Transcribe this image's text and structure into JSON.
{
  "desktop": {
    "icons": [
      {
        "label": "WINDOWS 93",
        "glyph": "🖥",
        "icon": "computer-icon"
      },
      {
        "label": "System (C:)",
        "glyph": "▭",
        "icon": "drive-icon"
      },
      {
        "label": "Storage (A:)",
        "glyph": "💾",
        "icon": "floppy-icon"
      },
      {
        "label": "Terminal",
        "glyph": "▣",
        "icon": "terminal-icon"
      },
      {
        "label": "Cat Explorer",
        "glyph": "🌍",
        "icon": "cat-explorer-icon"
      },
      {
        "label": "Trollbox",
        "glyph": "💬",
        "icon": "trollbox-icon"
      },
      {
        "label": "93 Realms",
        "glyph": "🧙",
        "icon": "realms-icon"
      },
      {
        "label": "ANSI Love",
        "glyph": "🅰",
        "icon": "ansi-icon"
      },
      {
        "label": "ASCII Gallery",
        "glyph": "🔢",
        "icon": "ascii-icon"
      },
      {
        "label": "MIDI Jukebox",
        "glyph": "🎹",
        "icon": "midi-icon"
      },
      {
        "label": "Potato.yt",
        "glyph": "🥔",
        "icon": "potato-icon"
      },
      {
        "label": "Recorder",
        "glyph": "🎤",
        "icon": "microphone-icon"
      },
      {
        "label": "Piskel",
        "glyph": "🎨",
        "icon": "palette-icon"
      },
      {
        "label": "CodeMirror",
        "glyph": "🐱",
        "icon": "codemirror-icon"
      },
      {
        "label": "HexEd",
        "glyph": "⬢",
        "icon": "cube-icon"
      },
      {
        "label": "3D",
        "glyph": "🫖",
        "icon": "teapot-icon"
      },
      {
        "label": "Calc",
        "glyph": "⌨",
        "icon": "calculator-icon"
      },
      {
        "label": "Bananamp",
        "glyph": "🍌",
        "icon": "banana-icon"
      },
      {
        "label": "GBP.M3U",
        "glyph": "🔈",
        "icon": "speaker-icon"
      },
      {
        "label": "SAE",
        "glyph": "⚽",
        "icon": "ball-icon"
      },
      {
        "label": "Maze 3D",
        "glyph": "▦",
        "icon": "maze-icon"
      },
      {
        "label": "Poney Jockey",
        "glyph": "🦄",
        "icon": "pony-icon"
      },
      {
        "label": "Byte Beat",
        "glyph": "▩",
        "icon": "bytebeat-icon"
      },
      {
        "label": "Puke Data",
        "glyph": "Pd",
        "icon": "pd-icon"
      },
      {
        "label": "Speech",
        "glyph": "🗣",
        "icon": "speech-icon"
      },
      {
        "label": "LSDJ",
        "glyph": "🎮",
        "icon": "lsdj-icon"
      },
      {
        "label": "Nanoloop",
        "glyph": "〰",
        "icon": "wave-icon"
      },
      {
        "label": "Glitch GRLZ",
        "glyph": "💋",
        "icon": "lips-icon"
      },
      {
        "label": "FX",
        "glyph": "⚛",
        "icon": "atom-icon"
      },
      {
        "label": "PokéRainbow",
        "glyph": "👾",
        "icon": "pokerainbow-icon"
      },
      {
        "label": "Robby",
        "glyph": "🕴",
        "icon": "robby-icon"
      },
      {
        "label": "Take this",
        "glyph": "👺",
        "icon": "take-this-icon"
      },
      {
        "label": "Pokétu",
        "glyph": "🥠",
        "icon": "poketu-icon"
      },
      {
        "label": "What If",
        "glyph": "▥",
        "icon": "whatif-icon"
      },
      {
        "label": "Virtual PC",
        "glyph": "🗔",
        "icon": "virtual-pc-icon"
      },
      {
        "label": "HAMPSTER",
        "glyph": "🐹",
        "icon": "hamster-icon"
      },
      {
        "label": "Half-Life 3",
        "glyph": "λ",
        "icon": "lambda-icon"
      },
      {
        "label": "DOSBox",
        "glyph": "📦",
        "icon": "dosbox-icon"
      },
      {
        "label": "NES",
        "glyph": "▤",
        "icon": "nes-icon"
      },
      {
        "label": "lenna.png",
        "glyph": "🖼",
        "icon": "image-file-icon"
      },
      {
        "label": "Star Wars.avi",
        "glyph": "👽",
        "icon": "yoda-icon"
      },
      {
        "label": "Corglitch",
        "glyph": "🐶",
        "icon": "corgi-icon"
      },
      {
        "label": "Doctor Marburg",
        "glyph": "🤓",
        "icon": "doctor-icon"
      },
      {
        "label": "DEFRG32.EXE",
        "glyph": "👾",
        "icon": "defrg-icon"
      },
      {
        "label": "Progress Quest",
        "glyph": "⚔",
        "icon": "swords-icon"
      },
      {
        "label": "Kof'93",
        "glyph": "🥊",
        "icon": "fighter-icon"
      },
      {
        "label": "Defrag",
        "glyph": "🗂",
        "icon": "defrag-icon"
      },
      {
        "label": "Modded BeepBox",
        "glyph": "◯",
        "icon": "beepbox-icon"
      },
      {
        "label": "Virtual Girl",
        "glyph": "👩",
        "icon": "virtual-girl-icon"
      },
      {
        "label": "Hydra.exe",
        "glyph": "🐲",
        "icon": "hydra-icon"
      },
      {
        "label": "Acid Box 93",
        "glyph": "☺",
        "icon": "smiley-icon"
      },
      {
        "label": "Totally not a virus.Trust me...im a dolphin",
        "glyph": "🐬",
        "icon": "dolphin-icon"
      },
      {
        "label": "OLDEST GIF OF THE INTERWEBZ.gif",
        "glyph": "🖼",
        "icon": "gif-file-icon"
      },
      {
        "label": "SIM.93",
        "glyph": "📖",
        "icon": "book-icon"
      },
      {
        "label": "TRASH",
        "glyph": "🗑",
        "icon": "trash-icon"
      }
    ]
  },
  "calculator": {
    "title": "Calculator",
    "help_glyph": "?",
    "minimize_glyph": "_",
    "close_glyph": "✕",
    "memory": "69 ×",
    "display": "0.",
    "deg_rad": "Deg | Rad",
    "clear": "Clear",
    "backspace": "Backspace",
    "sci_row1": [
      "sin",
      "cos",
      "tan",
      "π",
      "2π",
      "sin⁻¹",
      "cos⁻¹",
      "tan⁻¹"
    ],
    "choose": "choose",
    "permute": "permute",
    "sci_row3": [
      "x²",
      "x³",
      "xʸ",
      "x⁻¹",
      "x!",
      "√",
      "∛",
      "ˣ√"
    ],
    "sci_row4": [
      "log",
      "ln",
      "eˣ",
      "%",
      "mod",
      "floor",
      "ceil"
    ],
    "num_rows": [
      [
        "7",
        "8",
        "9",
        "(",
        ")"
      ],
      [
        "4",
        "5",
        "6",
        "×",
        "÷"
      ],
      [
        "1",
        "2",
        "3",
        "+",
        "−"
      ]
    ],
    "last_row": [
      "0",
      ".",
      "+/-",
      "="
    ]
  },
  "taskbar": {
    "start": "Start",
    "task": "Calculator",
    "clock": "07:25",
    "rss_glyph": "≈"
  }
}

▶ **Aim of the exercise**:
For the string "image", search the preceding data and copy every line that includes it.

▶ **Answer area**:
Transcribe this image's text and structure into JSON.
        "icon": "image-file-icon"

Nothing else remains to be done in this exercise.